• **Exercise prompt**
Write out all of the data exactly as it appears.

• **Supplied records**

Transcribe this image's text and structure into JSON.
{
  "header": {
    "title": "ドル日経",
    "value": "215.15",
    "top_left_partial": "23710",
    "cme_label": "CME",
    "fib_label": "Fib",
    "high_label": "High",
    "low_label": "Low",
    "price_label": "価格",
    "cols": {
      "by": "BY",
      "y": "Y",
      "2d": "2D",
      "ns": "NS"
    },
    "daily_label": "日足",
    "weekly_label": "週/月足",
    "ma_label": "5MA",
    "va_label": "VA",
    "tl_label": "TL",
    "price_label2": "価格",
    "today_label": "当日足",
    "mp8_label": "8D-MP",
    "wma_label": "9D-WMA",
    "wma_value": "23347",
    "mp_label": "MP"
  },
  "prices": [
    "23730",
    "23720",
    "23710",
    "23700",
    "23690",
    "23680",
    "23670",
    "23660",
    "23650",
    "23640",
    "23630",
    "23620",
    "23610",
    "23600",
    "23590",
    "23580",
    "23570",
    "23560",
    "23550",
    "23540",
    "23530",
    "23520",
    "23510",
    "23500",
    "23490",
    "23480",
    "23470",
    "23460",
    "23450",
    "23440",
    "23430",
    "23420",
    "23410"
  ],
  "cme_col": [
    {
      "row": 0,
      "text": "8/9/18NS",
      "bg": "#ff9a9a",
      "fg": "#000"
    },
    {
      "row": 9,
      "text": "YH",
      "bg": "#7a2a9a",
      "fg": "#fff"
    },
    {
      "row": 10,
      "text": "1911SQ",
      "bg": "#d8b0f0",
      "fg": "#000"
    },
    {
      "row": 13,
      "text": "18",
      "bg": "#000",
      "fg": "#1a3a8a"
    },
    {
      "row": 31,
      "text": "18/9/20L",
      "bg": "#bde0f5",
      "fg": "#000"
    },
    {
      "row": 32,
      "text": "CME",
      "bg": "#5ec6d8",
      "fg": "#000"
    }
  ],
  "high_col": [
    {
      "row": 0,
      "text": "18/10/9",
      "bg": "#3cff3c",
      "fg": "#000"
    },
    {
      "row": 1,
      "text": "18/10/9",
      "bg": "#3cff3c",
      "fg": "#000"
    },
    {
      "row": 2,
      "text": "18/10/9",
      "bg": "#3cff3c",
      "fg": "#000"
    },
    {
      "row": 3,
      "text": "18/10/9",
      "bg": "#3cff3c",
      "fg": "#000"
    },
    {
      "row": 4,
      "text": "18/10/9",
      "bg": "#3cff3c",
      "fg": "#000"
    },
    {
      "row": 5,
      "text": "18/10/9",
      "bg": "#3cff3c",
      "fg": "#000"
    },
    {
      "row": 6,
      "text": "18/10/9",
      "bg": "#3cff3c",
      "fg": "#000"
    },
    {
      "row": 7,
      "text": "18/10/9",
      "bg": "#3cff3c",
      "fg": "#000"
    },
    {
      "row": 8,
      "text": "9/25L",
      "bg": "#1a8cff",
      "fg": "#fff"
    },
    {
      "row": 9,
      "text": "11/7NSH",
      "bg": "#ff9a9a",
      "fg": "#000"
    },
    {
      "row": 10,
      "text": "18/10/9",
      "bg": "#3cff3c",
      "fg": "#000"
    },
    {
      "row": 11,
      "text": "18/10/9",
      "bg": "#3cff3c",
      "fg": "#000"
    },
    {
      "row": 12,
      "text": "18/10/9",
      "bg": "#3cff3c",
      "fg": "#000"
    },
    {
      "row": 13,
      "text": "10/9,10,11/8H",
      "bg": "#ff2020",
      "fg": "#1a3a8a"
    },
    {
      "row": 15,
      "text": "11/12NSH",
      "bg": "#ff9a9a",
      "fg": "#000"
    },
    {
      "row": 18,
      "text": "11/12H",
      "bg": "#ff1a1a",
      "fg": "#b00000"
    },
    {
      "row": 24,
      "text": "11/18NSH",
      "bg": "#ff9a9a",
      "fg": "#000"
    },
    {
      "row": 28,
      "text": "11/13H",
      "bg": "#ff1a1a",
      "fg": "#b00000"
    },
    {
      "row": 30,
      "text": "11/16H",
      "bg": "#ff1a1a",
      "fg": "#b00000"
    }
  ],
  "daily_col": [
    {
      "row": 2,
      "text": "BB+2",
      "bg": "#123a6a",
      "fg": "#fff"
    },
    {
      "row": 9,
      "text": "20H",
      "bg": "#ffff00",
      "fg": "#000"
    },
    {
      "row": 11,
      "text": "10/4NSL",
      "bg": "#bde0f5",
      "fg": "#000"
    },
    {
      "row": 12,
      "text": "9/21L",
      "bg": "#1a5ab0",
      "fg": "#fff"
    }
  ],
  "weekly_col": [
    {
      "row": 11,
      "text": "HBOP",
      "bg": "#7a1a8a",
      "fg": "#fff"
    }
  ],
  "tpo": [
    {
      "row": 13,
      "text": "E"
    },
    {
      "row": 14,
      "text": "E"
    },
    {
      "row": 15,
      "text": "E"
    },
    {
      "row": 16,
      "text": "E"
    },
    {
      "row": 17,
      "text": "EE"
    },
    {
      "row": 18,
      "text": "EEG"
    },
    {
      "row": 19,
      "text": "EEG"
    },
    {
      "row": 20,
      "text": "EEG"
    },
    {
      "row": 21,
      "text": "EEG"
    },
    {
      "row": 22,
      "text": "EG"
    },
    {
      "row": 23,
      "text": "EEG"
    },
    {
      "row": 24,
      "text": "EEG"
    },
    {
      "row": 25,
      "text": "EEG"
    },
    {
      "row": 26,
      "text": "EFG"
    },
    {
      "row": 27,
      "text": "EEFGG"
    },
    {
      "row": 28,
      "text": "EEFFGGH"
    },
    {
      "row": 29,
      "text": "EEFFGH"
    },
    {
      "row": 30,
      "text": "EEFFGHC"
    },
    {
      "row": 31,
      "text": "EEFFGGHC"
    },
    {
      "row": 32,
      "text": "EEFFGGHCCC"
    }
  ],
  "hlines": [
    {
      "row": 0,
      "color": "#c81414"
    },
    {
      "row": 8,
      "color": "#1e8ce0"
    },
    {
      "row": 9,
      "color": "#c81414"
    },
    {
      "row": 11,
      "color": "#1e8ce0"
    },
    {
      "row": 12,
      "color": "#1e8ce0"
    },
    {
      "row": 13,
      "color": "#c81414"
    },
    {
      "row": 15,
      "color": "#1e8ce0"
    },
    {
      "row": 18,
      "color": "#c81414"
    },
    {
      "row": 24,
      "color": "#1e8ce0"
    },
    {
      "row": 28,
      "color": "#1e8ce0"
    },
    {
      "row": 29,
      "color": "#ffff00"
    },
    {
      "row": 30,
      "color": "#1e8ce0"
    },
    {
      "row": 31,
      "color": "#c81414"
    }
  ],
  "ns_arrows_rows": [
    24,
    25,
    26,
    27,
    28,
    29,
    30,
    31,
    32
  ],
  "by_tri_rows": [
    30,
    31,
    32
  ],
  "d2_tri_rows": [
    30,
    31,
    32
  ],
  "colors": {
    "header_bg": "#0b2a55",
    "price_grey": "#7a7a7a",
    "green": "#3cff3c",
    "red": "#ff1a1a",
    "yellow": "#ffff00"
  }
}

• **Solution to this exercise**
Transcribe this image's text and structure into JSON.
{
  "header": {
    "title": "ドル日経",
    "value": "215.15",
    "top_left_partial": "23710",
    "cme_label": "CME",
    "fib_label": "Fib",
    "high_label": "High",
    "low_label": "Low",
    "price_label": "価格",
    "cols": {
      "by": "BY",
      "y": "Y",
      "2d": "2D",
      "ns": "NS"
    },
    "daily_label": "日足",
    "weekly_label": "週/月足",
    "ma_label": "5MA",
    "va_label": "VA",
    "tl_label": "TL",
    "price_label2": "価格",
    "today_label": "当日足",
    "mp8_label": "8D-MP",
    "wma_label": "9D-WMA",
    "wma_value": "23347",
    "mp_label": "MP"
  },
  "prices": [
    "23730",
    "23720",
    "23710",
    "23700",
    "23690",
    "23680",
    "23670",
    "23660",
    "23650",
    "23640",
    "23630",
    "23620",
    "23610",
    "23600",
    "23590",
    "23580",
    "23570",
    "23560",
    "23550",
    "23540",
    "23530",
    "23520",
    "23510",
    "23500",
    "23490",
    "23480",
    "23470",
    "23460",
    "23450",
    "23440",
    "23430",
    "23420",
    "23410"
  ],
  "cme_col": [
    {
      "row": 0,
      "text": "8/9/18NS",
      "bg": "#ff9a9a",
      "fg": "#000"
    },
    {
      "row": 9,
      "text": "YH",
      "bg": "#7a2a9a",
      "fg": "#fff"
    },
    {
      "row": 10,
      "text": "1911SQ",
      "bg": "#d8b0f0",
      "fg": "#000"
    },
    {
      "row": 13,
      "text": "18",
      "bg": "#000",
      "fg": "#1a3a8a"
    },
    {
      "row": 31,
      "text": "18/9/20L",
      "bg": "#bde0f5",
      "fg": "#000"
    },
    {
      "row": 32,
      "text": "CME",
      "bg": "#5ec6d8",
      "fg": "#000"
    }
  ],
  "high_col": [
    {
      "row": 0,
      "text": "18/10/9",
      "bg": "#3cff3c",
      "fg": "#000"
    },
    {
      "row": 1,
      "text": "18/10/9",
      "bg": "#3cff3c",
      "fg": "#000"
    },
    {
      "row": 2,
      "text": "18/10/9",
      "bg": "#3cff3c",
      "fg": "#000"
    },
    {
      "row": 3,
      "text": "18/10/9",
      "bg": "#3cff3c",
      "fg": "#000"
    },
    {
      "row": 4,
      "text": "18/10/9",
      "bg": "#3cff3c",
      "fg": "#000"
    },
    {
      "row": 5,
      "text": "18/10/9",
      "bg": "#3cff3c",
      "fg": "#000"
    },
    {
      "row": 6,
      "text": "18/10/9",
      "bg": "#3cff3c",
      "fg": "#000"
    },
    {
      "row": 7,
      "text": "18/10/9",
      "bg": "#3cff3c",
      "fg": "#000"
    },
    {
      "row": 8,
      "text": "9/25L",
      "bg": "#1a8cff",
      "fg": "#fff"
    },
    {
      "row": 9,
      "text": "11/7NSH",
      "bg": "#ff9a9a",
      "fg": "#000"
    },
    {
      "row": 10,
      "text": "18/10/9",
      "bg": "#3cff3c",
      "fg": "#000"
    },
    {
      "row": 11,
      "text": "18/10/9",
      "bg": "#3cff3c",
      "fg": "#000"
    },
    {
      "row": 12,
      "text": "18/10/9",
      "bg": "#3cff3c",
      "fg": "#000"
    },
    {
      "row": 13,
      "text": "10/9,10,11/8H",
      "bg": "#ff2020",
      "fg": "#1a3a8a"
    },
    {
      "row": 15,
      "text": "11/12NSH",
      "bg": "#ff9a9a",
      "fg": "#000"
    },
    {
      "row": 18,
      "text": "11/12H",
      "bg": "#ff1a1a",
      "fg": "#b00000"
    },
    {
      "row": 24,
      "text": "11/18NSH",
      "bg": "#ff9a9a",
      "fg": "#000"
    },
    {
      "row": 28,
      "text": "11/13H",
      "bg": "#ff1a1a",
      "fg": "#b00000"
    },
    {
      "row": 30,
      "text": "11/16H",
      "bg": "#ff1a1a",
      "fg": "#b00000"
    }
  ],
  "daily_col": [
    {
      "row": 2,
      "text": "BB+2",
      "bg": "#123a6a",
      "fg": "#fff"
    },
    {
      "row": 9,
      "text": "20H",
      "bg": "#ffff00",
      "fg": "#000"
    },
    {
      "row": 11,
      "text": "10/4NSL",
      "bg": "#bde0f5",
      "fg": "#000"
    },
    {
      "row": 12,
      "text": "9/21L",
      "bg": "#1a5ab0",
      "fg": "#fff"
    }
  ],
  "weekly_col": [
    {
      "row": 11,
      "text": "HBOP",
      "bg": "#7a1a8a",
      "fg": "#fff"
    }
  ],
  "tpo": [
    {
      "row": 13,
      "text": "E"
    },
    {
      "row": 14,
      "text": "E"
    },
    {
      "row": 15,
      "text": "E"
    },
    {
      "row": 16,
      "text": "E"
    },
    {
      "row": 17,
      "text": "EE"
    },
    {
      "row": 18,
      "text": "EEG"
    },
    {
      "row": 19,
      "text": "EEG"
    },
    {
      "row": 20,
      "text": "EEG"
    },
    {
      "row": 21,
      "text": "EEG"
    },
    {
      "row": 22,
      "text": "EG"
    },
    {
      "row": 23,
      "text": "EEG"
    },
    {
      "row": 24,
      "text": "EEG"
    },
    {
      "row": 25,
      "text": "EEG"
    },
    {
      "row": 26,
      "text": "EFG"
    },
    {
      "row": 27,
      "text": "EEFGG"
    },
    {
      "row": 28,
      "text": "EEFFGGH"
    },
    {
      "row": 29,
      "text": "EEFFGH"
    },
    {
      "row": 30,
      "text": "EEFFGHC"
    },
    {
      "row": 31,
      "text": "EEFFGGHC"
    },
    {
      "row": 32,
      "text": "EEFFGGHCCC"
    }
  ],
  "hlines": [
    {
      "row": 0,
      "color": "#c81414"
    },
    {
      "row": 8,
      "color": "#1e8ce0"
    },
    {
      "row": 9,
      "color": "#c81414"
    },
    {
      "row": 11,
      "color": "#1e8ce0"
    },
    {
      "row": 12,
      "color": "#1e8ce0"
    },
    {
      "row": 13,
      "color": "#c81414"
    },
    {
      "row": 15,
      "color": "#1e8ce0"
    },
    {
      "row": 18,
      "color": "#c81414"
    },
    {
      "row": 24,
      "color": "#1e8ce0"
    },
    {
      "row": 28,
      "color": "#1e8ce0"
    },
    {
      "row": 29,
      "color": "#ffff00"
    },
    {
      "row": 30,
      "color": "#1e8ce0"
    },
    {
      "row": 31,
      "color": "#c81414"
    }
  ],
  "ns_arrows_rows": [
    24,
    25,
    26,
    27,
    28,
    29,
    30,
    31,
    32
  ],
  "by_tri_rows": [
    30,
    31,
    32
  ],
  "d2_tri_rows": [
    30,
    31,
    32
  ],
  "colors": {
    "header_bg": "#0b2a55",
    "price_grey": "#7a7a7a",
    "green": "#3cff3c",
    "red": "#ff1a1a",
    "yellow": "#ffff00"
  }
}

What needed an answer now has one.